• About this task
Exact repetition is the task: copy every entry below.

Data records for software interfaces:
____

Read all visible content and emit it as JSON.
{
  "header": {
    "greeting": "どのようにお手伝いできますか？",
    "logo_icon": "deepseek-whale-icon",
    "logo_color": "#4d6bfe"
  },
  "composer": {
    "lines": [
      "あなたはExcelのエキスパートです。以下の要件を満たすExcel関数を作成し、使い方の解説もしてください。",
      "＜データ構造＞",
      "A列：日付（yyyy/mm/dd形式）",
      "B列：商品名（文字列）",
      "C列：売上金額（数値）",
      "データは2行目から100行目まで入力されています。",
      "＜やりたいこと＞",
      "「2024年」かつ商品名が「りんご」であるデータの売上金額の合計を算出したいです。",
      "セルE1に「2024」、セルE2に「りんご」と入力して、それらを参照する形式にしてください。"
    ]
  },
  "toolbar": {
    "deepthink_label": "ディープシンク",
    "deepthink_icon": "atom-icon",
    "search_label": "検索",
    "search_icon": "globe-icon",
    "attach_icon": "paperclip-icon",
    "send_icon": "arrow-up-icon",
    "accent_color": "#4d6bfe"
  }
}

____

• Response below
Read all visible content and emit it as JSON.
{
  "header": {
    "greeting": "どのようにお手伝いできますか？",
    "logo_icon": "deepseek-whale-icon",
    "logo_color": "#4d6bfe"
  },
  "composer": {
    "lines": [
      "あなたはExcelのエキスパートです。以下の要件を満たすExcel関数を作成し、使い方の解説もしてください。",
      "＜データ構造＞",
      "A列：日付（yyyy/mm/dd形式）",
      "B列：商品名（文字列）",
      "C列：売上金額（数値）",
      "データは2行目から100行目まで入力されています。",
      "＜やりたいこと＞",
      "「2024年」かつ商品名が「りんご」であるデータの売上金額の合計を算出したいです。",
      "セルE1に「2024」、セルE2に「りんご」と入力して、それらを参照する形式にしてください。"
    ]
  },
  "toolbar": {
    "deepthink_label": "ディープシンク",
    "deepthink_icon": "atom-icon",
    "search_label": "検索",
    "search_icon": "globe-icon",
    "attach_icon": "paperclip-icon",
    "send_icon": "arrow-up-icon",
    "accent_color": "#4d6bfe"
  }
}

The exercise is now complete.